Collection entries
---

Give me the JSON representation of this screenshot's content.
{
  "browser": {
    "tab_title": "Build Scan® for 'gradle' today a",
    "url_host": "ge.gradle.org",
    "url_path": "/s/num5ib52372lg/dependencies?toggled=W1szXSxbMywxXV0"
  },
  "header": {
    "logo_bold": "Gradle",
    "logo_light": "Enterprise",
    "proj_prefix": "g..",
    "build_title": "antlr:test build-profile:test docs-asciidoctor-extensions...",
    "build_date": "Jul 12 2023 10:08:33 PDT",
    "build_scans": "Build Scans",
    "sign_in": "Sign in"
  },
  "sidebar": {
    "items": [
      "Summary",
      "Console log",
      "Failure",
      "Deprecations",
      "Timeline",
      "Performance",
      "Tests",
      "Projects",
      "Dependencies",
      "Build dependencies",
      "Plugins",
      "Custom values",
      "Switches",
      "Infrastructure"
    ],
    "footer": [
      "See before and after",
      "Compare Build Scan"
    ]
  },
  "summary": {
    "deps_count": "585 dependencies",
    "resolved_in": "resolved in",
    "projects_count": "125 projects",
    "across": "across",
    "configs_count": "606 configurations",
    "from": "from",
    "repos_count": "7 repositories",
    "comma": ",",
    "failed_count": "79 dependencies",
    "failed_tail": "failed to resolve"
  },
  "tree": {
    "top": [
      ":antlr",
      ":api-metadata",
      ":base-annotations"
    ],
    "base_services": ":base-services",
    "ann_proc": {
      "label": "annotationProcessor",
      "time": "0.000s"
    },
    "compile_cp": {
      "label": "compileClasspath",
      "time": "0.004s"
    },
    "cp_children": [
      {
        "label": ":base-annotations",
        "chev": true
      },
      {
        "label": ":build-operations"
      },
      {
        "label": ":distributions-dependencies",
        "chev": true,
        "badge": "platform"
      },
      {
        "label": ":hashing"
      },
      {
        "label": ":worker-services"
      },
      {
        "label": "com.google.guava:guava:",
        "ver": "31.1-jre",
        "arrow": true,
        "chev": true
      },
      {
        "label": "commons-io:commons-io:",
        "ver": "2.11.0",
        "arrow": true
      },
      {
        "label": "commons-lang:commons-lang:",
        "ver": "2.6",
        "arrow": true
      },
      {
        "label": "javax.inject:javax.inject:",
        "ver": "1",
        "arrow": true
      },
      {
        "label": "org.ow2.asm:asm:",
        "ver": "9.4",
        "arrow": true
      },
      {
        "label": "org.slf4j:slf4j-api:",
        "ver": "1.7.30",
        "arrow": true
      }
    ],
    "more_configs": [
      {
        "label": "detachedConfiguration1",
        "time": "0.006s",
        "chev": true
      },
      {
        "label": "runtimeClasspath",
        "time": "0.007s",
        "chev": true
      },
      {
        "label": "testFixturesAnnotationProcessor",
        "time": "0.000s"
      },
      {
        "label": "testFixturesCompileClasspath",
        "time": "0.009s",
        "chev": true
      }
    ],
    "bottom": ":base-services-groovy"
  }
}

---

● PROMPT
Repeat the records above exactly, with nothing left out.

● SOLUTION TO THIS EXERCISE
Give me the JSON representation of this screenshot's content.
{
  "browser": {
    "tab_title": "Build Scan® for 'gradle' today a",
    "url_host": "ge.gradle.org",
    "url_path": "/s/num5ib52372lg/dependencies?toggled=W1szXSxbMywxXV0"
  },
  "header": {
    "logo_bold": "Gradle",
    "logo_light": "Enterprise",
    "proj_prefix": "g..",
    "build_title": "antlr:test build-profile:test docs-asciidoctor-extensions...",
    "build_date": "Jul 12 2023 10:08:33 PDT",
    "build_scans": "Build Scans",
    "sign_in": "Sign in"
  },
  "sidebar": {
    "items": [
      "Summary",
      "Console log",
      "Failure",
      "Deprecations",
      "Timeline",
      "Performance",
      "Tests",
      "Projects",
      "Dependencies",
      "Build dependencies",
      "Plugins",
      "Custom values",
      "Switches",
      "Infrastructure"
    ],
    "footer": [
      "See before and after",
      "Compare Build Scan"
    ]
  },
  "summary": {
    "deps_count": "585 dependencies",
    "resolved_in": "resolved in",
    "projects_count": "125 projects",
    "across": "across",
    "configs_count": "606 configurations",
    "from": "from",
    "repos_count": "7 repositories",
    "comma": ",",
    "failed_count": "79 dependencies",
    "failed_tail": "failed to resolve"
  },
  "tree": {
    "top": [
      ":antlr",
      ":api-metadata",
      ":base-annotations"
    ],
    "base_services": ":base-services",
    "ann_proc": {
      "label": "annotationProcessor",
      "time": "0.000s"
    },
    "compile_cp": {
      "label": "compileClasspath",
      "time": "0.004s"
    },
    "cp_children": [
      {
        "label": ":base-annotations",
        "chev": true
      },
      {
        "label": ":build-operations"
      },
      {
        "label": ":distributions-dependencies",
        "chev": true,
        "badge": "platform"
      },
      {
        "label": ":hashing"
      },
      {
        "label": ":worker-services"
      },
      {
        "label": "com.google.guava:guava:",
        "ver": "31.1-jre",
        "arrow": true,
        "chev": true
      },
      {
        "label": "commons-io:commons-io:",
        "ver": "2.11.0",
        "arrow": true
      },
      {
        "label": "commons-lang:commons-lang:",
        "ver": "2.6",
        "arrow": true
      },
      {
        "label": "javax.inject:javax.inject:",
        "ver": "1",
        "arrow": true
      },
      {
        "label": "org.ow2.asm:asm:",
        "ver": "9.4",
        "arrow": true
      },
      {
        "label": "org.slf4j:slf4j-api:",
        "ver": "1.7.30",
        "arrow": true
      }
    ],
    "more_configs": [
      {
        "label": "detachedConfiguration1",
        "time": "0.006s",
        "chev": true
      },
      {
        "label": "runtimeClasspath",
        "time": "0.007s",
        "chev": true
      },
      {
        "label": "testFixturesAnnotationProcessor",
        "time": "0.000s"
      },
      {
        "label": "testFixturesCompileClasspath",
        "time": "0.009s",
        "chev": true
      }
    ],
    "bottom": ":base-services-groovy"
  }
}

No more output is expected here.